▶ **DATA TO PROCESS**
···

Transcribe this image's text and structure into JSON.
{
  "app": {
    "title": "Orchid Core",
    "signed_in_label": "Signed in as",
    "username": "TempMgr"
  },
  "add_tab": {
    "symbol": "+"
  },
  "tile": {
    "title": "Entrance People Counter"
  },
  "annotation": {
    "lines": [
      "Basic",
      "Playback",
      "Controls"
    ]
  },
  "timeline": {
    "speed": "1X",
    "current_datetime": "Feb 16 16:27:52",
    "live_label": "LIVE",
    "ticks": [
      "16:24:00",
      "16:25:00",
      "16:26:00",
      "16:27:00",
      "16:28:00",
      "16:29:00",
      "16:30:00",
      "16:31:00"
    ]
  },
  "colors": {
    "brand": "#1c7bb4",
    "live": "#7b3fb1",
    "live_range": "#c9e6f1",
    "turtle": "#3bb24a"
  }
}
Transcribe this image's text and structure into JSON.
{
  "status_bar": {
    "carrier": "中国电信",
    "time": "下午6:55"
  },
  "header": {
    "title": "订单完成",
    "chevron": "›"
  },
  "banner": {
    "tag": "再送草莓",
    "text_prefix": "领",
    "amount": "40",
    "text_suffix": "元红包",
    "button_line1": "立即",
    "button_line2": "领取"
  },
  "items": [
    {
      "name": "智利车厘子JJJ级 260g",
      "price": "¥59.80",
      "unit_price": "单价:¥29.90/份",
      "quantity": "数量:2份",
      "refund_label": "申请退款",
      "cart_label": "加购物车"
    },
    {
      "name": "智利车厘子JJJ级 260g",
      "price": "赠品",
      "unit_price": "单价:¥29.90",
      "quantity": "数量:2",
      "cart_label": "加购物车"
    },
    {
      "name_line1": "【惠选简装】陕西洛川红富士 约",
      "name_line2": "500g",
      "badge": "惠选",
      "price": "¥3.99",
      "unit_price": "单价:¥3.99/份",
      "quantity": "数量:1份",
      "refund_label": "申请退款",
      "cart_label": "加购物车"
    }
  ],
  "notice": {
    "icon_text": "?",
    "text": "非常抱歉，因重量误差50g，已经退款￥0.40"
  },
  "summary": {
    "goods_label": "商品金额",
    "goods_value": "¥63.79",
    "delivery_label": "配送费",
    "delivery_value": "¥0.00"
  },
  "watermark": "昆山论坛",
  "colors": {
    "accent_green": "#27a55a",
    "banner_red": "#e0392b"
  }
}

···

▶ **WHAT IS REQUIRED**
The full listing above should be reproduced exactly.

▶ **THE COMPLETED TASK**
Transcribe this image's text and structure into JSON.
{
  "app": {
    "title": "Orchid Core",
    "signed_in_label": "Signed in as",
    "username": "TempMgr"
  },
  "add_tab": {
    "symbol": "+"
  },
  "tile": {
    "title": "Entrance People Counter"
  },
  "annotation": {
    "lines": [
      "Basic",
      "Playback",
      "Controls"
    ]
  },
  "timeline": {
    "speed": "1X",
    "current_datetime": "Feb 16 16:27:52",
    "live_label": "LIVE",
    "ticks": [
      "16:24:00",
      "16:25:00",
      "16:26:00",
      "16:27:00",
      "16:28:00",
      "16:29:00",
      "16:30:00",
      "16:31:00"
    ]
  },
  "colors": {
    "brand": "#1c7bb4",
    "live": "#7b3fb1",
    "live_range": "#c9e6f1",
    "turtle": "#3bb24a"
  }
}
Transcribe this image's text and structure into JSON.
{
  "status_bar": {
    "carrier": "中国电信",
    "time": "下午6:55"
  },
  "header": {
    "title": "订单完成",
    "chevron": "›"
  },
  "banner": {
    "tag": "再送草莓",
    "text_prefix": "领",
    "amount": "40",
    "text_suffix": "元红包",
    "button_line1": "立即",
    "button_line2": "领取"
  },
  "items": [
    {
      "name": "智利车厘子JJJ级 260g",
      "price": "¥59.80",
      "unit_price": "单价:¥29.90/份",
      "quantity": "数量:2份",
      "refund_label": "申请退款",
      "cart_label": "加购物车"
    },
    {
      "name": "智利车厘子JJJ级 260g",
      "price": "赠品",
      "unit_price": "单价:¥29.90",
      "quantity": "数量:2",
      "cart_label": "加购物车"
    },
    {
      "name_line1": "【惠选简装】陕西洛川红富士 约",
      "name_line2": "500g",
      "badge": "惠选",
      "price": "¥3.99",
      "unit_price": "单价:¥3.99/份",
      "quantity": "数量:1份",
      "refund_label": "申请退款",
      "cart_label": "加购物车"
    }
  ],
  "notice": {
    "icon_text": "?",
    "text": "非常抱歉，因重量误差50g，已经退款￥0.40"
  },
  "summary": {
    "goods_label": "商品金额",
    "goods_value": "¥63.79",
    "delivery_label": "配送费",
    "delivery_value": "¥0.00"
  },
  "watermark": "昆山论坛",
  "colors": {
    "accent_green": "#27a55a",
    "banner_red": "#e0392b"
  }
}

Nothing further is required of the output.